How do artists work together? Believe it or not, it usually starts with sharing materials. For example, Jim Loftus creates assemblages in 3D using found or historically significant articles. He is very resourceful and is always looking for great finds that will fit into his imagined narrative. Naturally, other artists are drawn to him because his work is unusual, and often they are his best sources of supplies. Recently, he received a call from a fellow artist who discovered a discarded treasure that she thought would appeal to Loftus. They met and decided to work together on the piece, both inspired by the others’ vision. The work made its way to a local gallery.

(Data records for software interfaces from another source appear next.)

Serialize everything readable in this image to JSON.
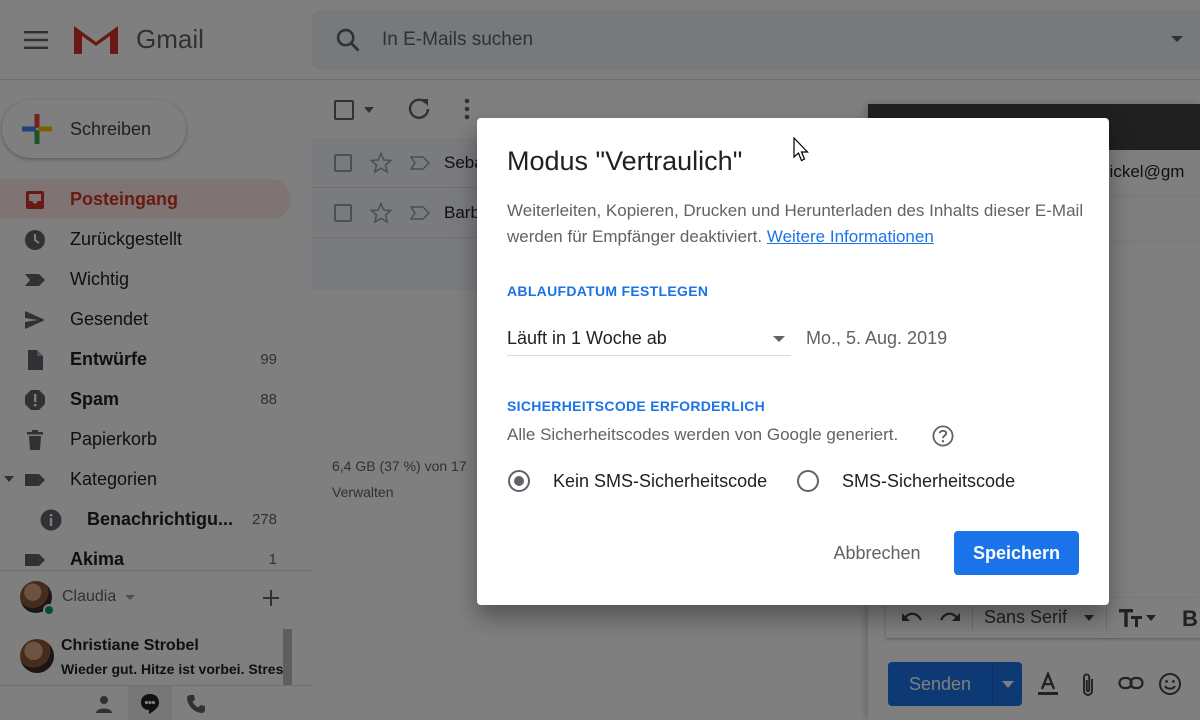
{
  "header": {
    "app_name": "Gmail",
    "search_placeholder": "In E-Mails suchen"
  },
  "sidebar": {
    "compose_label": "Schreiben",
    "items": [
      {
        "label": "Posteingang",
        "count": "",
        "icon": "inbox-icon",
        "active": true
      },
      {
        "label": "Zurückgestellt",
        "count": "",
        "icon": "clock-icon"
      },
      {
        "label": "Wichtig",
        "count": "",
        "icon": "label-important-icon"
      },
      {
        "label": "Gesendet",
        "count": "",
        "icon": "send-icon"
      },
      {
        "label": "Entwürfe",
        "count": "99",
        "icon": "draft-icon",
        "bold": true
      },
      {
        "label": "Spam",
        "count": "88",
        "icon": "spam-icon",
        "bold": true
      },
      {
        "label": "Papierkorb",
        "count": "",
        "icon": "trash-icon"
      },
      {
        "label": "Kategorien",
        "count": "",
        "icon": "label-icon"
      },
      {
        "label": "Benachrichtigu...",
        "count": "278",
        "icon": "info-icon",
        "bold": true
      },
      {
        "label": "Akima",
        "count": "1",
        "icon": "label-icon",
        "bold": true
      }
    ]
  },
  "hangouts": {
    "user_name": "Claudia",
    "chat_name": "Christiane Strobel",
    "chat_message": "Wieder gut. Hitze ist vorbei. Stress"
  },
  "mail_list": {
    "rows": [
      {
        "sender": "Seba"
      },
      {
        "sender": "Barb"
      }
    ],
    "storage_text": "6,4 GB (37 %) von 17",
    "manage_label": "Verwalten"
  },
  "compose_window": {
    "to_partial": "a.frickel@gm",
    "font_name": "Sans Serif",
    "send_label": "Senden"
  },
  "dialog": {
    "title": "Modus \"Vertraulich\"",
    "description": "Weiterleiten, Kopieren, Drucken und Herunterladen des Inhalts dieser E-Mail werden für Empfänger deaktiviert.",
    "link_label": "Weitere Informationen",
    "expiry_section_title": "ABLAUFDATUM FESTLEGEN",
    "expiry_value": "Läuft in 1 Woche ab",
    "expiry_date": "Mo., 5. Aug. 2019",
    "code_section_title": "SICHERHEITSCODE ERFORDERLICH",
    "code_note": "Alle Sicherheitscodes werden von Google generiert.",
    "radio_options": [
      {
        "label": "Kein SMS-Sicherheitscode",
        "checked": true
      },
      {
        "label": "SMS-Sicherheitscode",
        "checked": false
      }
    ],
    "cancel_label": "Abbrechen",
    "save_label": "Speichern"
  },
  "colors": {
    "accent_blue": "#1a73e8",
    "gmail_red": "#d93025",
    "overlay": "rgba(0,0,0,0.5)"
  }
}
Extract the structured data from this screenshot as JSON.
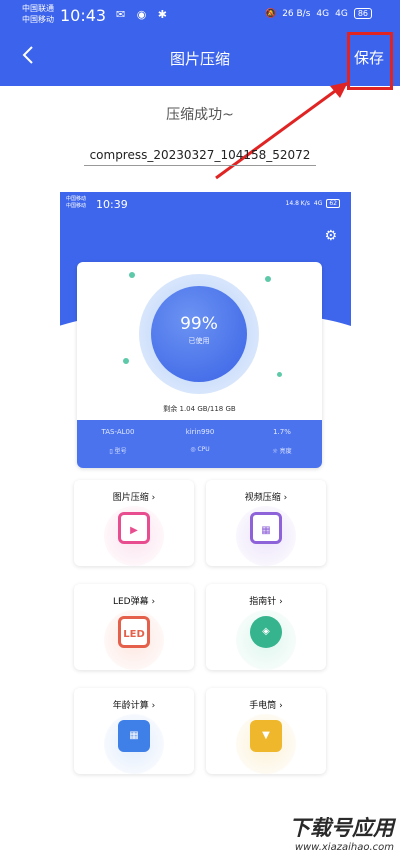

Another way artists collaborate is by means of social networking. The Internet has become a dynamic tool for artists. Dawn Kinney Martin keeps a photographic journal (blog) of her works in progress with a link to her Web site, and sends out regular e-mail messages embedded with photos to keep her “followers” up to date. Artists follow her progress, but the information can and often does translate into sales.
Social networking also allows artists to communicate with others about upcoming events in which they might participate. In an artist education course held at the Decatur Market & Gallery in August, the speaker’s topic was, “Show Economics: Don’t Waste Your Money.” The presenter offered advice on how to plan for a good economic return on the investment of doing an event, festival or exhibit. But the most valuable information from the course was the open dialogue among attending artists who shared their experiences from previous shows and their expectations of upcoming events. This forum allowed artists to collaborate in a very valuable way.
During this challenging economy, artists are working more creatively than ever to maintain their career paths and incomes. Collaboration is a natural solution. The end result benefits more than the individual. Artist collaboration benefits all components of the arts community, including patrons, galleries, and festivals. The best result of all is perhaps the bond achieved among kindred artistic spirits to share their process with others, filling creative isolation with colorful, plentiful inspiration.
Patrick Dennis is an artist, gallery owner and President of the Atlanta Foundation for Public Spaces. He lives in Atlanta. www.patrickgallery.com